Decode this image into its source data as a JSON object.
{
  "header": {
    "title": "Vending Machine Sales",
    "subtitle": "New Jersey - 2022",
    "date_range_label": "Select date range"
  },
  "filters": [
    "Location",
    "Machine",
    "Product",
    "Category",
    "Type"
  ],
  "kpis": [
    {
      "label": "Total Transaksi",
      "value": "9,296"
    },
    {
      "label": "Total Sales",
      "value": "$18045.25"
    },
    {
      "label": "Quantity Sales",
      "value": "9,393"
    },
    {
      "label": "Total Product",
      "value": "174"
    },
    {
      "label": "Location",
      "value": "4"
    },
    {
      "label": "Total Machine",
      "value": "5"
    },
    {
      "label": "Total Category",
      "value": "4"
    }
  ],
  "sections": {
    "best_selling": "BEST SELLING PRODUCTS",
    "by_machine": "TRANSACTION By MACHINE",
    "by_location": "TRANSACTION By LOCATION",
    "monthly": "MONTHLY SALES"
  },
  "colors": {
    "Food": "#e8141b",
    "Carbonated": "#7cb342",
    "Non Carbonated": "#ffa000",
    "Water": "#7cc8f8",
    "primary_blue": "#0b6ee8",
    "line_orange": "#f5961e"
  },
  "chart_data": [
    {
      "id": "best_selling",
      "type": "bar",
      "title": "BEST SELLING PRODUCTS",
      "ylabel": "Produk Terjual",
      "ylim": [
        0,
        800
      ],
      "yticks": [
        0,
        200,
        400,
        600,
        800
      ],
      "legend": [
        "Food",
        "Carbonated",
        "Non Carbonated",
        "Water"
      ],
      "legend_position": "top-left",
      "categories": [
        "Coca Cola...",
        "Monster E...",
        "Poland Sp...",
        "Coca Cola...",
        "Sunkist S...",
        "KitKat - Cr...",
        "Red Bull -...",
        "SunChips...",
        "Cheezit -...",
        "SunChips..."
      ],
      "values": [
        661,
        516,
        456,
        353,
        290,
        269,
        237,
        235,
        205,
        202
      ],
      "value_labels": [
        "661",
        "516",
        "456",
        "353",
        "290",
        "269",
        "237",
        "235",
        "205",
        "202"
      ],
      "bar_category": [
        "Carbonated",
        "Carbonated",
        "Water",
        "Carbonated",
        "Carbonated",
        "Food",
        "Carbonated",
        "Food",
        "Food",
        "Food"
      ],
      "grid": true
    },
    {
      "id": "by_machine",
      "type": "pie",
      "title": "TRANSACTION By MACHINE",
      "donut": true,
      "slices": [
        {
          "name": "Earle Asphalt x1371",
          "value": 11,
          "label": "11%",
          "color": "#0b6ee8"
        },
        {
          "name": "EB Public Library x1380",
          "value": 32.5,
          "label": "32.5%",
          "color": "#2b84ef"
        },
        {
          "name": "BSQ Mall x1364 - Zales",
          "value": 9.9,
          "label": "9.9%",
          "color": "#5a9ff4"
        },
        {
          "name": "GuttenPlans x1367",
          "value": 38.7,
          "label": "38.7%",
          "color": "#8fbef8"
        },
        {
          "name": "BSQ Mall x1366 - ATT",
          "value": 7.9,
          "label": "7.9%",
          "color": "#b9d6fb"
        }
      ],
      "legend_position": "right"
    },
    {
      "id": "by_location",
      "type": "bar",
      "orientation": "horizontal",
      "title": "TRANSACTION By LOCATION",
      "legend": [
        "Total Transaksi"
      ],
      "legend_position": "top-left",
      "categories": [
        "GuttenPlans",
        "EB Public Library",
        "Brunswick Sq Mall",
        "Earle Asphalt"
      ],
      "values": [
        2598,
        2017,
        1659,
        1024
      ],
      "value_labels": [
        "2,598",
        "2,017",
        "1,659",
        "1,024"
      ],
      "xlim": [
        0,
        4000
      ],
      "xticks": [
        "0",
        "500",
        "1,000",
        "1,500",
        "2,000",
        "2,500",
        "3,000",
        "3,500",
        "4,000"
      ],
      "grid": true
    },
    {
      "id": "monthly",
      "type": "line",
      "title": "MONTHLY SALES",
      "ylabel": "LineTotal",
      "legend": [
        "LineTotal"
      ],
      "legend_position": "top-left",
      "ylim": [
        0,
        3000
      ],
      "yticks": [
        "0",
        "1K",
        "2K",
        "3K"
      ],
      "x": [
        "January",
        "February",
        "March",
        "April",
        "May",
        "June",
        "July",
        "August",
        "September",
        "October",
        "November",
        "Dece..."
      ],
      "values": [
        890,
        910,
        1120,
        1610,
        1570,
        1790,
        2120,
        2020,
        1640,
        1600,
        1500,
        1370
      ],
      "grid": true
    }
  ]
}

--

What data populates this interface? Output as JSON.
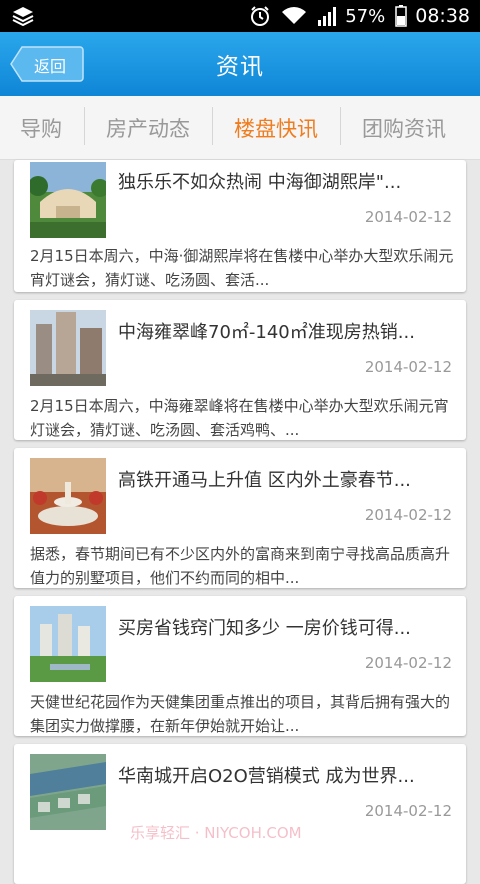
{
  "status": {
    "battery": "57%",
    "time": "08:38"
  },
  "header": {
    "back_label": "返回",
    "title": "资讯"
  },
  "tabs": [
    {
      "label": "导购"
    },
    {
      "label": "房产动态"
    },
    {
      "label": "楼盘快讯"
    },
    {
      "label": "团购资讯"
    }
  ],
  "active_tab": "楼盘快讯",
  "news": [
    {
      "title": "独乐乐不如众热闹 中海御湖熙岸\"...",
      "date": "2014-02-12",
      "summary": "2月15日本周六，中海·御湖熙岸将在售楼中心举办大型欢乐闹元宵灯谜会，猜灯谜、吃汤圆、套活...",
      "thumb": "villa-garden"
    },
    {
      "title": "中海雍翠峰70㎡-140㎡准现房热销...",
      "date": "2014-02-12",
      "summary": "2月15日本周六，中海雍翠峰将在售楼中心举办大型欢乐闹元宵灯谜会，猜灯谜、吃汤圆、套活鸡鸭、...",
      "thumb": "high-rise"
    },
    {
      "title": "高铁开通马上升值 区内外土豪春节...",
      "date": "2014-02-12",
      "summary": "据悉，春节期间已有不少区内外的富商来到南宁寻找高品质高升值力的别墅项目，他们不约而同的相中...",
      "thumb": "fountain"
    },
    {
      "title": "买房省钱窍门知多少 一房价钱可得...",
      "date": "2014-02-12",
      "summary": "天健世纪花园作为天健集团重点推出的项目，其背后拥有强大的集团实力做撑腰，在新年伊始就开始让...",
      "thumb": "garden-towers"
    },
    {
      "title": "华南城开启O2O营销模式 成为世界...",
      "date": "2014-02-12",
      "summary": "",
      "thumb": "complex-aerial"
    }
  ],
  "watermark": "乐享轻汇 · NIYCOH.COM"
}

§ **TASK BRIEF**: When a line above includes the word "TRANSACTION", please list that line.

§ **WRITTEN SOLUTION**:
    "by_machine": "TRANSACTION By MACHINE",
    "by_location": "TRANSACTION By LOCATION",
      "title": "TRANSACTION By MACHINE",
      "title": "TRANSACTION By LOCATION",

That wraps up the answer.